Scalloway1
Scalloway1

You might be surprised how many people I have had to explain this to.

webster_z
webster_z

I don't know where the Modify Style -> Format -> Numbering that you mention is. But I could immediately see in Word 2007 that, in the Home tab on the ribbon, there is a Paragraph group of buttons. There, you will find 3 buttons grouped together. One shows a bulleted list, the 2nd shows a numbered list and the 3rd shows a multi-level numbering. All these buttons have a little triangle on the right. Click on the little triangle on either of the 2 numbered list buttons (single- or multi-level). In the drop-down list of options that comes up, there is a choice at the bottom "Define New Number Format..." for the single-level button, and "Define New Multilevel List..." for the multi-level numbering button. Just select that and you get the same (or at least, very similar) forms to create a new style.

webster_z
webster_z

Whatever I said, I do appreciate the author's effort to put everything in a very clear, step-wise process, along with the many screenshots.

webster_z
webster_z

By the way, the title of this article should have been "10 steps to creating a CUSTOM numbered heading style in Word". That's because there are some standard numbered heading styles available right out of the box.

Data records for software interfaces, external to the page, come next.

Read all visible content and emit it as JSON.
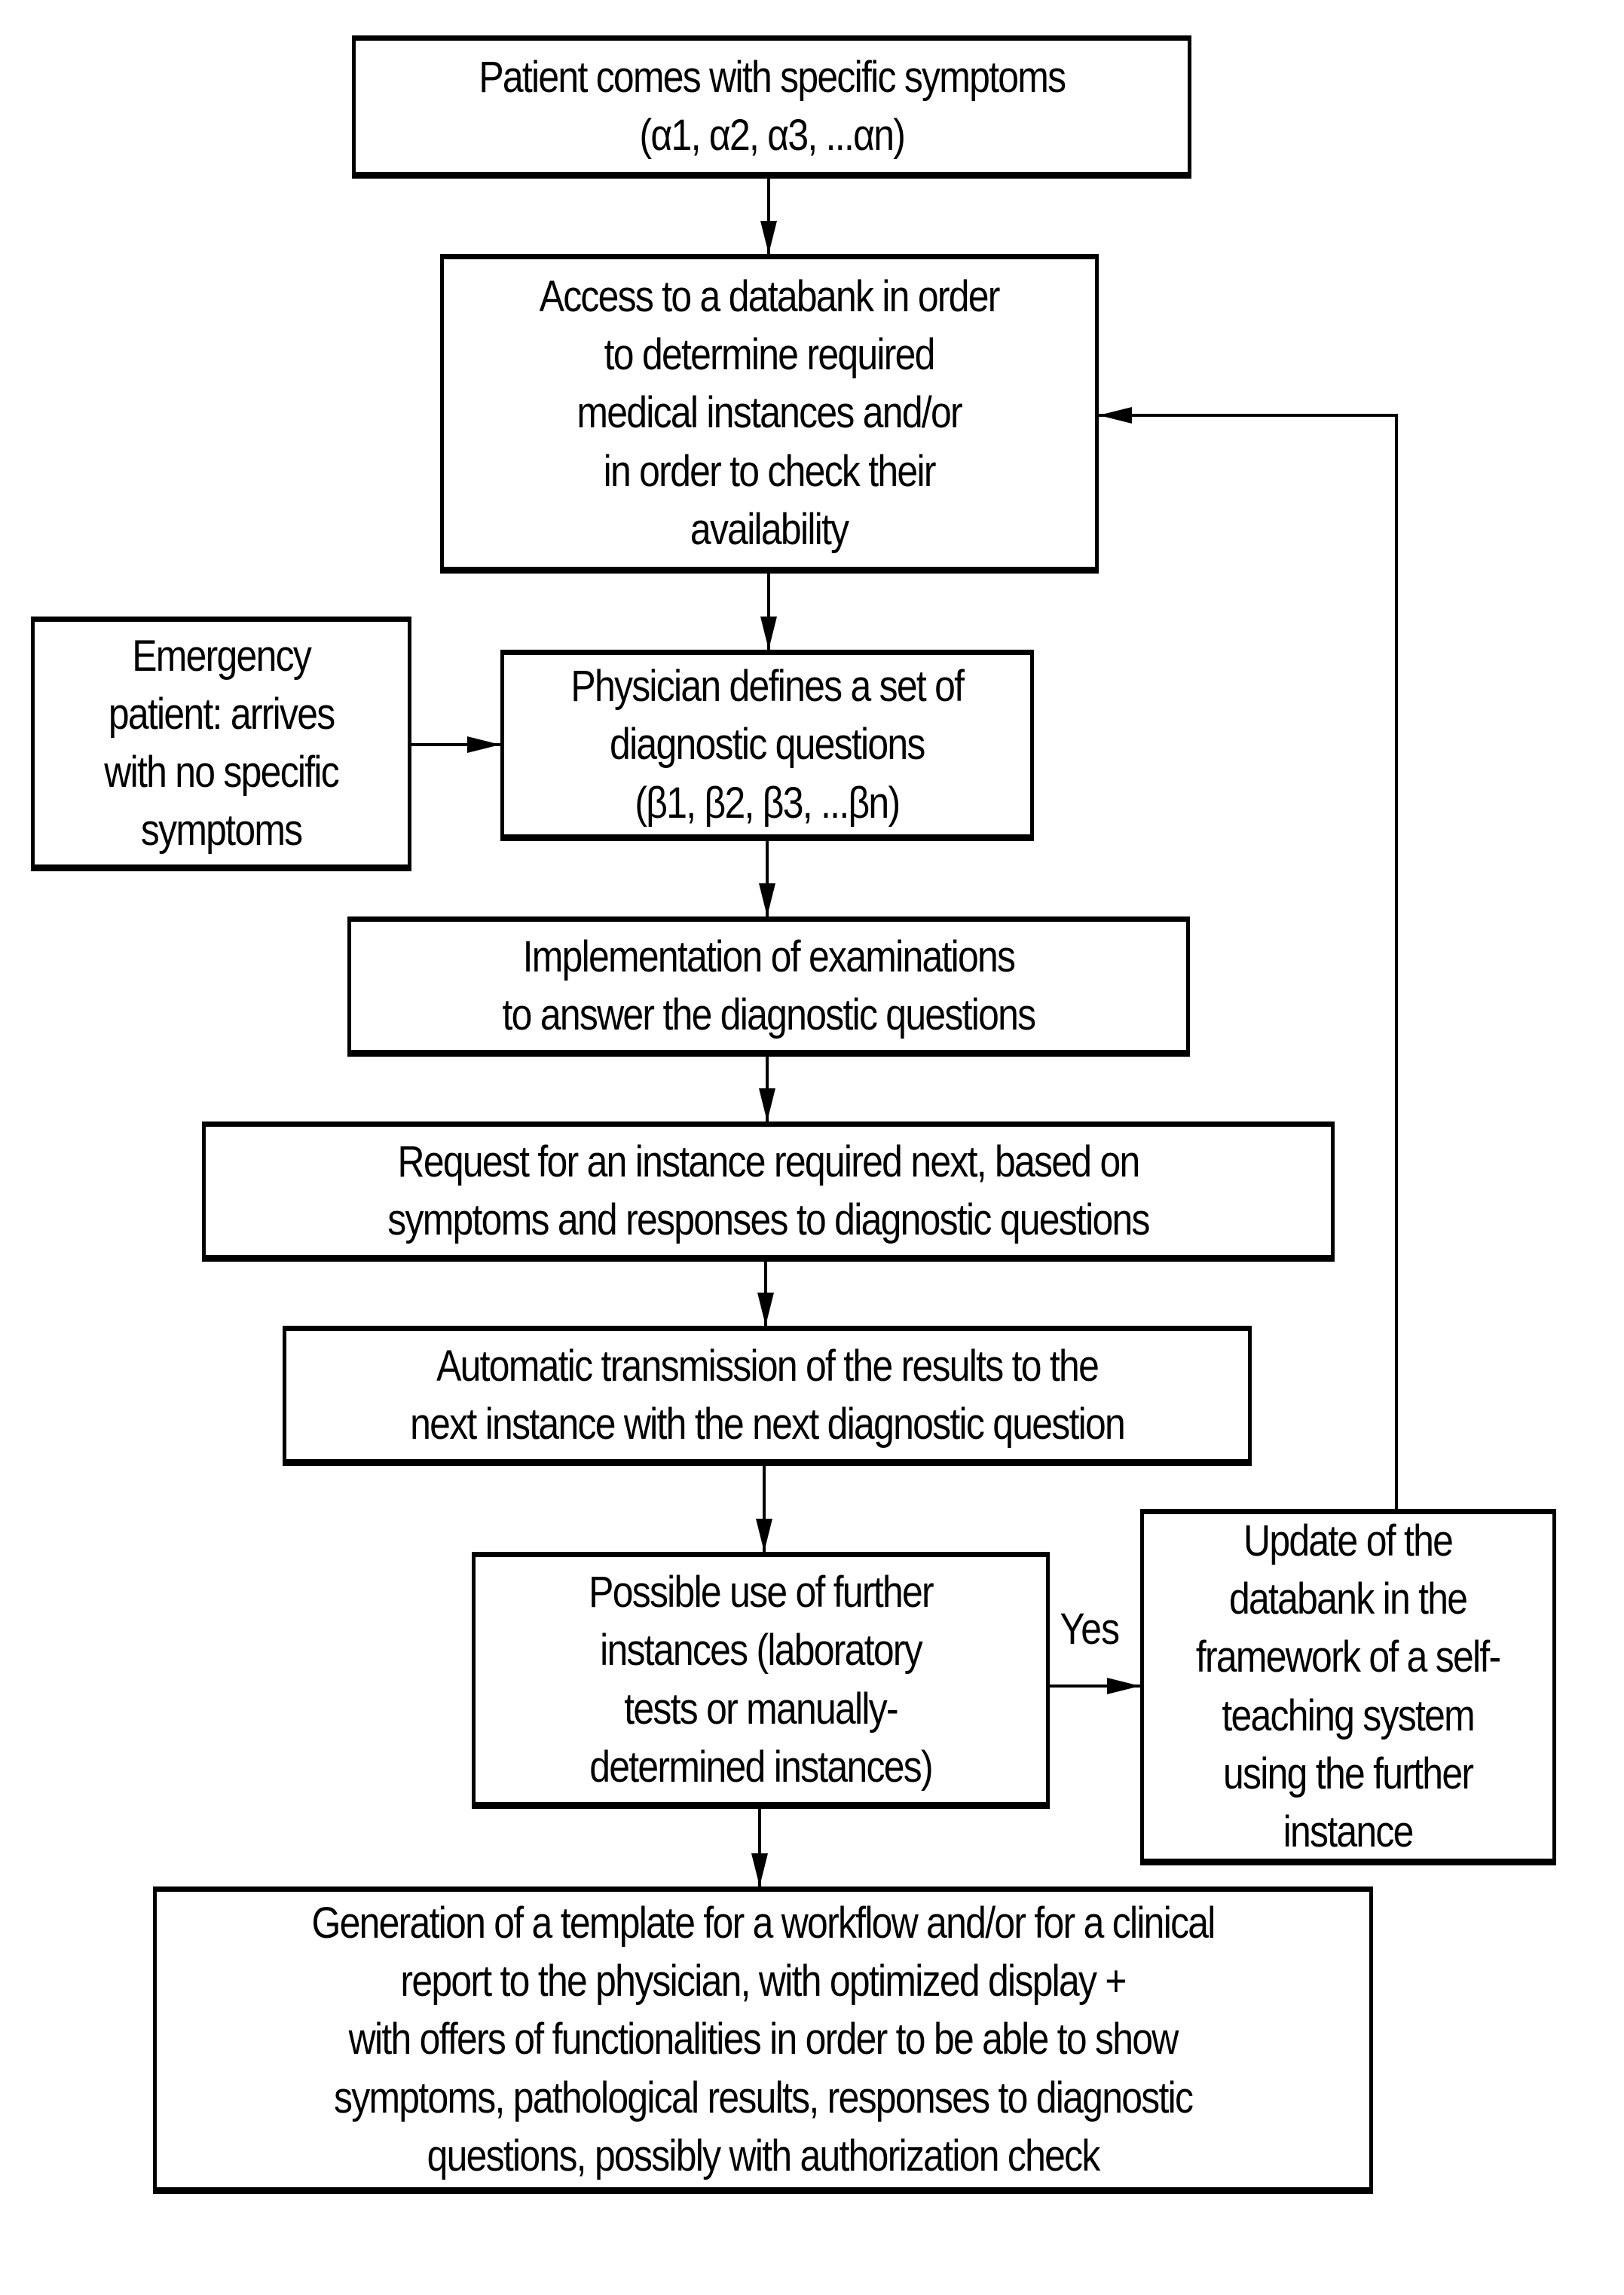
{
  "diagram": {
    "type": "flowchart",
    "nodes": [
      {
        "id": "patient",
        "text": "Patient comes with specific symptoms\n(α1, α2, α3, ...αn)"
      },
      {
        "id": "databank",
        "text": "Access to a databank in order\nto determine required\nmedical instances and/or\nin order to check their\navailability"
      },
      {
        "id": "emergency",
        "text": "Emergency\npatient: arrives\nwith no specific\nsymptoms"
      },
      {
        "id": "physician",
        "text": "Physician defines a set of\ndiagnostic questions\n(β1, β2, β3, ...βn)"
      },
      {
        "id": "implementation",
        "text": "Implementation of examinations\nto answer the diagnostic questions"
      },
      {
        "id": "request",
        "text": "Request for an instance required next, based on\nsymptoms and responses to diagnostic questions"
      },
      {
        "id": "transmission",
        "text": "Automatic transmission of the results to the\nnext instance with the next diagnostic question"
      },
      {
        "id": "further",
        "text": "Possible use of further\ninstances (laboratory\ntests or manually-\ndetermined instances)"
      },
      {
        "id": "update",
        "text": "Update of the\ndatabank in the\nframework of a self-\nteaching system\nusing the further\ninstance"
      },
      {
        "id": "generation",
        "text": "Generation of a template for a workflow and/or for a clinical\nreport to the physician, with optimized display +\nwith offers of functionalities in order to be able to show\nsymptoms, pathological results, responses to diagnostic\nquestions, possibly with authorization check"
      }
    ],
    "edges": [
      {
        "from": "patient",
        "to": "databank",
        "label": ""
      },
      {
        "from": "databank",
        "to": "physician",
        "label": ""
      },
      {
        "from": "emergency",
        "to": "physician",
        "label": ""
      },
      {
        "from": "physician",
        "to": "implementation",
        "label": ""
      },
      {
        "from": "implementation",
        "to": "request",
        "label": ""
      },
      {
        "from": "request",
        "to": "transmission",
        "label": ""
      },
      {
        "from": "transmission",
        "to": "further",
        "label": ""
      },
      {
        "from": "further",
        "to": "update",
        "label": "Yes"
      },
      {
        "from": "update",
        "to": "databank",
        "label": ""
      },
      {
        "from": "further",
        "to": "generation",
        "label": ""
      }
    ],
    "yes_label": "Yes"
  }
}
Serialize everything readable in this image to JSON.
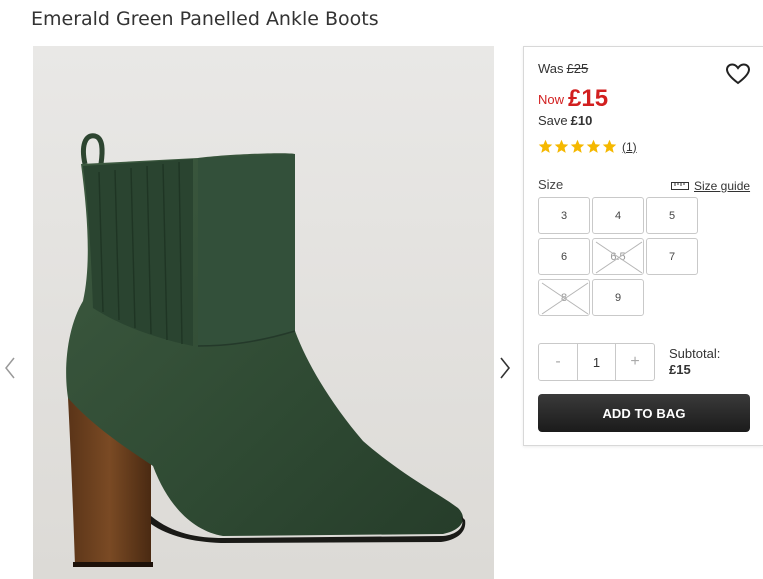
{
  "product": {
    "title": "Emerald Green Panelled Ankle Boots"
  },
  "pricing": {
    "was_label": "Was",
    "was_price": "£25",
    "now_label": "Now",
    "now_price": "£15",
    "save_label": "Save",
    "save_amount": "£10",
    "accent_red": "#d21f1f"
  },
  "rating": {
    "stars": 5,
    "max_stars": 5,
    "review_count": "(1)",
    "star_color": "#f5b800"
  },
  "size": {
    "label": "Size",
    "guide_label": "Size guide",
    "options": [
      {
        "label": "3",
        "available": true
      },
      {
        "label": "4",
        "available": true
      },
      {
        "label": "5",
        "available": true
      },
      {
        "label": "6",
        "available": true
      },
      {
        "label": "6.5",
        "available": false
      },
      {
        "label": "7",
        "available": true
      },
      {
        "label": "8",
        "available": false
      },
      {
        "label": "9",
        "available": true
      }
    ]
  },
  "quantity": {
    "minus": "-",
    "value": "1",
    "plus": "+"
  },
  "subtotal": {
    "label": "Subtotal:",
    "amount": "£15"
  },
  "cart": {
    "add_label": "ADD TO BAG"
  },
  "icons": {
    "wishlist": "heart-icon",
    "prev": "chevron-left-icon",
    "next": "chevron-right-icon",
    "size_guide": "ruler-icon",
    "rating": "star-icon"
  }
}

And Word automatically creates a numbered heading style if you just do what oldbaritone wrote in his short but effective post, just type "1) ", then whatever text you want for that item; press Enter, and voila... Word automagically prints "2) " on the next line. Try it. So I still don't get what the big deal is.

ssharkins
ssharkins

In a way, you are combining two features, so a lot of people just don't realize how easy it is. In addition, step-wise, it is complex -- each step is easy, it's just that there are a lot of them. It isn't something I see people using without a bit of coaching or encouragement.

fledis
fledis

Thank you. Yes, I know about 3 buttons for numbering. But in W2003 I was able to perform my heading styles going through one logical command chain: Menu Format, command Styles and formatting, then command Modify, button Format in the Modify Style dialog box, and option Numbering from the drop-down menu. It opened the dialog box for the command Bullets and numbering with 3 parts, including Outlined (Multilevel)lists. Now, in W2007, going this way I can reach only 2 parts of numbered lists- Numbered and Bulleted, not Multilevel. Therefore I have to use Multilevel button in addition to command Modify Style. As to me, it's inconvenient and illogical.

ssharkins
ssharkins

If you use the auto method, typing 1.), you can go back and apply a style later to get all the formatting you might need, but you're still stuck with that form--1.). In addition, you can't automate the common components, such as a term that you want in each heading -- you have to type that too. It's just ease of use really. If the 1.) method gets the job done, a numbered style would be overkill.

webster_z
webster_z

When I use any software tool (which has fairly accessible and good user documentation), I think of what I want to do and if I cannot figure out how to do it myself, I will search Help and I usually find something to go on. Don't mold your working style to the software. See how the software can support you. That's what it's there for. Or sometimes, just looking at the other items on a form gives one a hint of the other possibilities.